181552 Moving forward: Can the lessons learned from the tobacco cessation movement launch the obesity prevention movement forward?

Monday, October 27, 2008

Caren Bacon, MPH , Institute of Public Policy, University of Missouri-Columbia, Columbia, MO
Jill Nicholson-Crotty, PhD , Truman School of Public Affairs, University of Missouri - Columbia, Columbia, MO
Smoking and tobacco has been the public health crisis of our time, but obesity is quickly taking over this position. We are now facing a generation that has a life expectancy shorter than that of their parents due to obesity-related disease. In light of the declining health of the nation's youth and the rapidly rising cost of health care, local, state, and federal governments as well as numerous private for and not-for profit organizations are scrambling to stem the current epidemic. While researchers are aware that there are lessons to be learned from the tobacco control and smoking cessation movement, many do not recognize that the tobacco control and smoking cessation movement has existed for much longer and has overcome many of the initial research, policy and program hurdles that still confront obesity prevention. By not accounting for this, the obesity prevention movement will face a hindrance to those on the frontline of the obesity prevention programs.

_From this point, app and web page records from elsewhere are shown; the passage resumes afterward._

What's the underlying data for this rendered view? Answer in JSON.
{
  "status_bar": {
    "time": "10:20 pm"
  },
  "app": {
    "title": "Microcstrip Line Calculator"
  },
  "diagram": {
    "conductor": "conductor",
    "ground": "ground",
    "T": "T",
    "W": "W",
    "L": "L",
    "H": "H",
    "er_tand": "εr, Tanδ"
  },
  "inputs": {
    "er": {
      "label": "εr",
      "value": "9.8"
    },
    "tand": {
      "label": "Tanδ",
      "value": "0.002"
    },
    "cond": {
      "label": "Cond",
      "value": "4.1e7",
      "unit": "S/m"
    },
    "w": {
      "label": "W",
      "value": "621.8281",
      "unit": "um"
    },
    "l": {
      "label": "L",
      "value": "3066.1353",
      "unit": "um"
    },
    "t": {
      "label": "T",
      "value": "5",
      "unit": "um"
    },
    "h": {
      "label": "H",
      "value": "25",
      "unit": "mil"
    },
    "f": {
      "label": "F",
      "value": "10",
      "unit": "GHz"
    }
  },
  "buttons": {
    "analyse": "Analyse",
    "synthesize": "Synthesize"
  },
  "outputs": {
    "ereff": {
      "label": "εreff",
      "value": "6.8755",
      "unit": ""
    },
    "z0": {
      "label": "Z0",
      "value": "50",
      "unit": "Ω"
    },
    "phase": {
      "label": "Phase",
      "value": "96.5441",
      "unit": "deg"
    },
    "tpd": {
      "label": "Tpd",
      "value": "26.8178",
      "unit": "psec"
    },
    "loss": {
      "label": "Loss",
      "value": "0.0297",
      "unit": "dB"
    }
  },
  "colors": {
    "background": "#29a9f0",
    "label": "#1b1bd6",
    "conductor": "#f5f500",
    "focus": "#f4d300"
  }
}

Many obesity initiatives are undertaken without a full awareness of the full range of activities that underlie today's smoking prevention initiatives and, consequently, attempt to start where smoking cessation programs are - not where they were at their inception. This paper will examine how the smoking cessation and obesity prevention programs have progressed with a focus on the lessons that can be learned for obesity prevention from the smoking programs.

Learning Objectives:
At the conclusion of this presentation the participants will be able to 1)Identify the major stages in the tobacco prevention effort and the relevance of those stages for obesity prevention. 2)Understand the similarities and differences in the evolution of health programs targeted at tobacco cessation and obesity prevention. 3)Understand the trajectory of the obesity prevention activities.

Keywords: Obesity, Health Education

Presenting author's disclosure statement:

Qualified on the content I am responsible for because: I have been working on evaluating obesity prevention programs in Missouri.
Any relevant financial relationships? No

I agree to comply with the American Public Health Association Conflict of Interest and Commercial Support Guidelines, and to disclose to the participants any off-label or experimental uses of a commercial product or service discussed in my presentation.